The news that you have a progressive disease for which there is no cure can be devastating. You may have a limited amount of time to accomplish your life goals before the disease robs you of your abilities. You may also want to ensure you have the resources you will need as the illness becomes worse. One of those resources is Social Security Disability Insurance.

Unfortunately, for those who receive the diagnosis of amyotrophic lateral sclerosis, the wait for approval for SSD benefits can be too long. Many with this dreaded disease do not live long enough to see the end of the SSD process and the precautionary waiting periods, and they never receive the financial assistance they may desperately need.
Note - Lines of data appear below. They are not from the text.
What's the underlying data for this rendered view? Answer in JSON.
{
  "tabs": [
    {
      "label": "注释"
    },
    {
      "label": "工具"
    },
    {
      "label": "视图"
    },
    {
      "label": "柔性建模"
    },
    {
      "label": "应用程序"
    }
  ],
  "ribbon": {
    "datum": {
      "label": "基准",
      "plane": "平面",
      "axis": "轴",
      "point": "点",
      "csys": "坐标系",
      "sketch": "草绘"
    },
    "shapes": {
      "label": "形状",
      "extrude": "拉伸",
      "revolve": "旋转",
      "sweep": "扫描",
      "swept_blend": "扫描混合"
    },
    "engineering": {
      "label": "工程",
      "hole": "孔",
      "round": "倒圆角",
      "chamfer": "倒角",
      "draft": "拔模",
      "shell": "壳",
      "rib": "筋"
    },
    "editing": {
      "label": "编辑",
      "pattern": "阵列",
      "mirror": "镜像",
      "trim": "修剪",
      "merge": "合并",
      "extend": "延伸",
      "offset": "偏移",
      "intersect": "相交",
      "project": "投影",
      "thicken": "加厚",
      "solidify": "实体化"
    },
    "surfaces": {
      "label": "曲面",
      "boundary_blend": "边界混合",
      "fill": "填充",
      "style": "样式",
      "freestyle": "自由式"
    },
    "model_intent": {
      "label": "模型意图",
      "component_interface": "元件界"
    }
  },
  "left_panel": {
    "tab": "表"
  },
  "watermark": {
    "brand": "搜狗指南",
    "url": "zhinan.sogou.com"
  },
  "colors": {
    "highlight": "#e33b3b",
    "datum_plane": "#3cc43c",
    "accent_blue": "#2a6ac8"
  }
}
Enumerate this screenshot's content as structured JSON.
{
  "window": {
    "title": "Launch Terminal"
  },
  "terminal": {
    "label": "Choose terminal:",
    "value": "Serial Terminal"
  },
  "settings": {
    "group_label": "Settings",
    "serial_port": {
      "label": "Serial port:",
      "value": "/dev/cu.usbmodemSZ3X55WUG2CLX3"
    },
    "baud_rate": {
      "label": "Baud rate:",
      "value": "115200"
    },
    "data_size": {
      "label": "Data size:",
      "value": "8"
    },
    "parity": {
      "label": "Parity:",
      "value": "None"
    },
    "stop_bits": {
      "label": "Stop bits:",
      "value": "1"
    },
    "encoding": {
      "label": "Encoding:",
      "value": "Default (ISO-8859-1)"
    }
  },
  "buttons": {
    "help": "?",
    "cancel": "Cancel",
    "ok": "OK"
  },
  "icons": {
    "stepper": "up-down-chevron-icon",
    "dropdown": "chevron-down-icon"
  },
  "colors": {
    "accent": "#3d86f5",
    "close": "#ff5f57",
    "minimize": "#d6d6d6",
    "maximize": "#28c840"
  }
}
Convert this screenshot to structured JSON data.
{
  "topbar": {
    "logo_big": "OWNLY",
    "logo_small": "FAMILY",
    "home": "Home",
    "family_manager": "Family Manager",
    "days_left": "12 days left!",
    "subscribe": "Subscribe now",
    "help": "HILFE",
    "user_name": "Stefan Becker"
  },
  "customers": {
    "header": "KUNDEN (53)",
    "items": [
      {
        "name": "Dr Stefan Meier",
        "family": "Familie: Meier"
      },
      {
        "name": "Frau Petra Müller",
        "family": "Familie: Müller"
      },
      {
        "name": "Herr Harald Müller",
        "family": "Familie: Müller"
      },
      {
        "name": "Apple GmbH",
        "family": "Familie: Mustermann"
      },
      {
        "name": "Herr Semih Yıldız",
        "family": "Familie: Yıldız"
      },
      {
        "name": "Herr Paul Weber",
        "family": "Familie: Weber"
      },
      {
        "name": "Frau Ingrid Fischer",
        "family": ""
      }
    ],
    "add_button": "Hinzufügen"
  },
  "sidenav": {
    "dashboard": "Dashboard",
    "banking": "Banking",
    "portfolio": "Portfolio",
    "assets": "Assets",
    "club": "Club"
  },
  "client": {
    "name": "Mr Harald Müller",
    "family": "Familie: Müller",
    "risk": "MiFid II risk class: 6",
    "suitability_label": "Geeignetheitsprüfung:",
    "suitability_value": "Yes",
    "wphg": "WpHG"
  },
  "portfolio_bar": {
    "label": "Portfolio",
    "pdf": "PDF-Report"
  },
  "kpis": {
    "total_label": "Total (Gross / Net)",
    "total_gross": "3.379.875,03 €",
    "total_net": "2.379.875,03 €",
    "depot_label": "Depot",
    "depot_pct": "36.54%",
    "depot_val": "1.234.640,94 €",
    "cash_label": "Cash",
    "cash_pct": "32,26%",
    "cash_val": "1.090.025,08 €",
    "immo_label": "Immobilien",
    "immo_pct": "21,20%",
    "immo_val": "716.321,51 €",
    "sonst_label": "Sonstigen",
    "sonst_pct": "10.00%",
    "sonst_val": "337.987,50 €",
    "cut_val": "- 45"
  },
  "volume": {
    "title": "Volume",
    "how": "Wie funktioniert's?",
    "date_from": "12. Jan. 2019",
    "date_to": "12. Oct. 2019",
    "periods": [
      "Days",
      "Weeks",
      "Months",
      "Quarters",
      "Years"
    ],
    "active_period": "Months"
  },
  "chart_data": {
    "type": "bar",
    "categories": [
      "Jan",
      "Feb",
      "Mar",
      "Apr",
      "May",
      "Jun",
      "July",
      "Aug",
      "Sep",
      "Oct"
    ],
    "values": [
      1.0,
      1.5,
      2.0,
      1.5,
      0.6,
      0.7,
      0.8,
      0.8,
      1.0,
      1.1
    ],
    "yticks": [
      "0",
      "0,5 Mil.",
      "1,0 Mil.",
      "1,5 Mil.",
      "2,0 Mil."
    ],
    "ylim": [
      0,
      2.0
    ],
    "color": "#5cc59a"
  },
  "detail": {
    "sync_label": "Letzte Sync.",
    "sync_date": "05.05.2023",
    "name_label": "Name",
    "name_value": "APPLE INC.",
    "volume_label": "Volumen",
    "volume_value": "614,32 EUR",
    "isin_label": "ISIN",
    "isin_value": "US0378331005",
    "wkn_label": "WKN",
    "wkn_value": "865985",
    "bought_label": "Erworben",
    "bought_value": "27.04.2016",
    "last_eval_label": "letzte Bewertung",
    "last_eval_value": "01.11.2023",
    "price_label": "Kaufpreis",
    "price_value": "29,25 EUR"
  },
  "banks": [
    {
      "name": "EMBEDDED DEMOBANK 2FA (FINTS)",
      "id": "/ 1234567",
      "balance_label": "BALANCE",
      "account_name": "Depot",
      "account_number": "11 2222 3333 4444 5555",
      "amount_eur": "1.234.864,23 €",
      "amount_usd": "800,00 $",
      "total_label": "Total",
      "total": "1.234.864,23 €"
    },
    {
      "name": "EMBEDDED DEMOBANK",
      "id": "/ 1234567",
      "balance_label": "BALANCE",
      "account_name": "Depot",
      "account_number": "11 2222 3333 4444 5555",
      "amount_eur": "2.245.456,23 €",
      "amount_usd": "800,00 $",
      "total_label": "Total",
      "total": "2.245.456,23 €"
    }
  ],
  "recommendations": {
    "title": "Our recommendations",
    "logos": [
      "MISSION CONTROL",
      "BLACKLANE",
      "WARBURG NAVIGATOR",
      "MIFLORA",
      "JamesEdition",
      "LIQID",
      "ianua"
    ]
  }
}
However, a recent bill may eliminate that wait for ALS sufferers.

A grim outlook

After receiving your diagnosis, you likely did some research and learned that amyotrophic lateral sclerosis is a neurodegenerative disease. Also called Lou Gehrig’s disease after the major league baseball player who died of the illness in 1941, ALS progresses quickly, affecting the ability of your brain to control the movements of your muscles. Your doctor may have explained that, typically, those with ALS gradually become unable to walk, speak and breathe.

Within five years of diagnosis, most patients die, and those who survive need round-the-clock care. About 5,000 die in the U.S. each year of ALS. This rapid decline and impending death means waiting a minimum of five months for processing, and approval of your application for disability benefits is out of the question. During that time, you will likely be racking up medical bills and requiring even more intensive health care. This prompted some lawmakers to draft a bill to eliminate the waiting period for ALS patients.

No more waiting

The U.S. Senate easily passed the bill that allows the SSA to skip the lengthy waiting period for benefit eligibility for ALS patients. If the bill passes the House, those who otherwise meet eligibility requirements for SSDI will automatically receive approval based on an ALS diagnosis. This may be a great comfort to you since the SSA denies more than half of all first-time disability claims, often based on administrative errors or inadequate medical documentation.

A denial requires applicants to start the process over, which adds months or even years before seeing any benefits. For this reason, you may want to improve your chance of a fast approval by enlisting the services of a legal professional who understands the complex system of the Social Security Administration.